IEA: World Energy Demand May Increase 59 Percent by 2030
October 27, 2004
The world may consume 59 percent more energy in 2030 than it does now, with fossil fuels providing 85 percent of the increase, according to the "World Energy Outlook 2004," released on October 26th by the International Energy Agency (IEA). Under the IEA's "Reference Scenario," two-thirds of the new energy demand will be in the developing world, with China and India dominating the growth in demand. As a result, oil production will increase by 48 percent, coal production will increase by 59 percent, and natural gas production will double.

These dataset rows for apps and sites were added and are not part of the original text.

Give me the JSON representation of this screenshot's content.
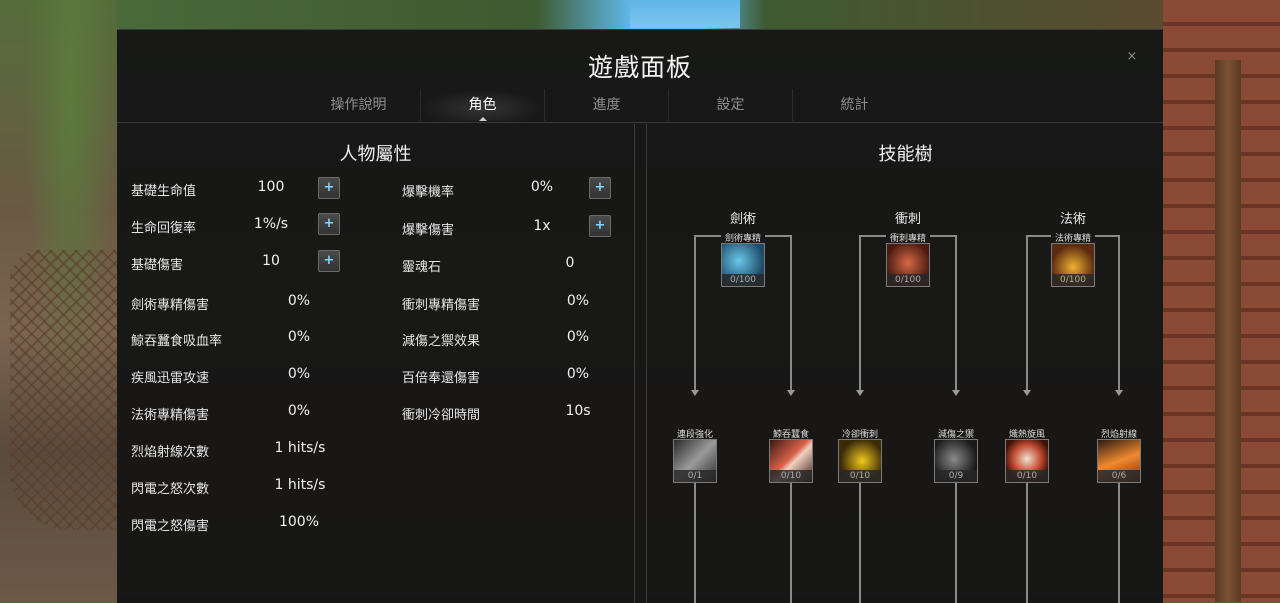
{
  "panel": {
    "title": "遊戲面板",
    "close": "×"
  },
  "tabs": [
    "操作說明",
    "角色",
    "進度",
    "設定",
    "統計"
  ],
  "active_tab": "角色",
  "attributes": {
    "title": "人物屬性",
    "left": [
      {
        "label": "基礎生命值",
        "value": "100",
        "plus": "+"
      },
      {
        "label": "生命回復率",
        "value": "1%/s",
        "plus": "+"
      },
      {
        "label": "基礎傷害",
        "value": "10",
        "plus": "+"
      },
      {
        "label": "劍術專精傷害",
        "value": "0%"
      },
      {
        "label": "鯨吞蠶食吸血率",
        "value": "0%"
      },
      {
        "label": "疾風迅雷攻速",
        "value": "0%"
      },
      {
        "label": "法術專精傷害",
        "value": "0%"
      },
      {
        "label": "烈焰射線次數",
        "value": "1 hits/s"
      },
      {
        "label": "閃電之怒次數",
        "value": "1 hits/s"
      },
      {
        "label": "閃電之怒傷害",
        "value": "100%"
      }
    ],
    "right": [
      {
        "label": "爆擊機率",
        "value": "0%",
        "plus": "+"
      },
      {
        "label": "爆擊傷害",
        "value": "1x",
        "plus": "+"
      },
      {
        "label": "靈魂石",
        "value": "0"
      },
      {
        "label": "衝刺專精傷害",
        "value": "0%"
      },
      {
        "label": "減傷之禦效果",
        "value": "0%"
      },
      {
        "label": "百倍奉還傷害",
        "value": "0%"
      },
      {
        "label": "衝刺冷卻時間",
        "value": "10s"
      }
    ]
  },
  "skills": {
    "title": "技能樹",
    "branches": [
      {
        "name": "劍術",
        "root": {
          "name": "劍術專精",
          "count": "0/100",
          "color": "#3a8ab0"
        },
        "children": [
          {
            "name": "連段強化",
            "count": "0/1",
            "color": "#8a8a8a"
          },
          {
            "name": "鯨吞蠶食",
            "count": "0/10",
            "color": "#c0543a"
          }
        ]
      },
      {
        "name": "衝刺",
        "root": {
          "name": "衝刺專精",
          "count": "0/100",
          "color": "#a0482e"
        },
        "children": [
          {
            "name": "冷卻衝刺",
            "count": "0/10",
            "color": "#d8b020"
          },
          {
            "name": "減傷之禦",
            "count": "0/9",
            "color": "#6a6a6a"
          }
        ]
      },
      {
        "name": "法術",
        "root": {
          "name": "法術專精",
          "count": "0/100",
          "color": "#c88a20"
        },
        "children": [
          {
            "name": "熾熱旋風",
            "count": "0/10",
            "color": "#c04a30"
          },
          {
            "name": "烈焰射線",
            "count": "0/6",
            "color": "#d8702a"
          }
        ]
      }
    ]
  }
}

Meanwhile, electricity generated from renewable energy will increase by a factor of six, mostly due to increases in wind and biomass power. Since the world's electrical demand will double in that timeframe, the percentage of power generated from renewable energy will increase from 2 percent today to 6 percent in 2030.
However, the IEA also sees an alternate possibility in which countries around the world pursue a more sustainable energy path. In the IEA's "World Alternative Policy Scenario," investment capital is shifted more toward demand-side measures, causing world energy use to increase only 43 percent by 2030. As a result, oil production increases by 32 percent, coal production only increases by 20 percent, and natural gas production increases by 80 percent. The alternative scenario yields energy-related carbon dioxide emissions that are 16 percent lower than in the reference scenario. Energy-efficient vehicles, appliances, lighting, and industries account for half of the savings, with the other half provided by a greater use of both renewable energy and nuclear power. See the IEA press release and executive summary (PDF 94 KB). Download Acrobat Reader.